On Thursday, June 23, 2011, the IRS/Treasury Department issued new proposed regulations on the performance-based compensation exception for certain stock awards under Code Sec. 162(m). The proposed regulations would not make any dramatic changes. However, they do emphasize a few subtle drafting and disclosure points.

The proposed regulations reaffirm the requirement of the current regulations §1.162-27(e)(2)(vi), which states that the plan under which the option or right is granted must specify the maximum number of shares with respect to which options or rights may be granted to any individual employee during a specified period. The proposed regulations also clarify that:

  • The aggregate authorized share limit in the plan document and proxy description, essential for securities law and shareholder approval purposes, is not enough; and
  • The proxy description seeking shareholder approval of the plan should reference the maximum number of shares for which the company may make awards to any individual employee during a specified period and the exercise price of any options or SARs (for example, fair market value on date of grant. This is to satisfy the requirement that, if terms of the performance goal do not provide for a maximum dollar amount, which most equity compensation plans would not, then the disclosure must include the formula under which the compensation would be calculated.

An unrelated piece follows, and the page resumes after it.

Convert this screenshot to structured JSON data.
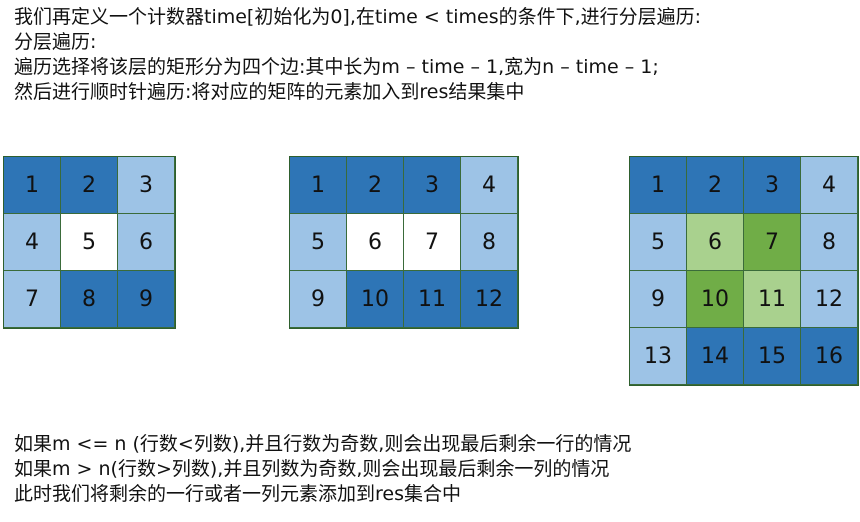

The proposed regulations also clarify and limit the application of the special transition rule for stock compensation plans if a corporation becomes publicly held in connection with an initial public offering (IPO). Reg. §1.162-27(f)(1) of the current regulations provides that in the case of a corporation that was not publicly held and then becomes a publicly held, the $1,000,000 deduction limit "does not apply to any remuneration paid pursuant to a compensation plan or agreement that existed during the period in which the corporation was not publicly held." If a corporation becomes publicly held in connection with an IPO, then this relief applies only to the extent that the prospectus accompanying the IPO disclosed information concerning the existing compensation plans or agreements. A newly public corporation may rely on this relief until the earliest of: (i) the expiration of the plan or agreement; (ii) the material modification of the plan or agreement; (iii) the issuance of all employer stock and other compensation that has been allocated under the plan; or (iv) the first meeting of shareholders at which directors are to be elected that occurs after the close of the third calendar year following the calendar year in which the IPO occurs. (A privately held corporation that becomes publicly held without an IPO may only rely on this relief until the first calendar year following the calendar year in which the corporation becomes publicly held.)

As explained by my partner Michael Falk, the proposed regulation would clarify that the transitional relief provided under §1.162-27(f)(1) applies to any compensation received pursuant the exercise of a stock option, SAR, or restricted stock award granted under a properly disclosed plan during the transition period.

Many executive compensation professionals thought – quite logically – that if the transition rule applies to options, SARs and restricted stock, it also must apply to RSUs awards and phantom stock granted during the transition period because, after all, they are generally an economic equivalent. The new proposed regulations would expressly provide that the §1.162-27(f)(1) relief does not also apply to RSUs awards and phantom stock granted during the transition period.

On June 27, 1950, President Truman ordered U.S. air and naval forces to fight with South Korea's Army, following North Korea's unprovoked, surprise attack on South Korea on June 25, and a cease-fire order issued by the United Nations Security Council on June 26. The Korean War continued until July 27, 1953, with 36,940 US troops killed.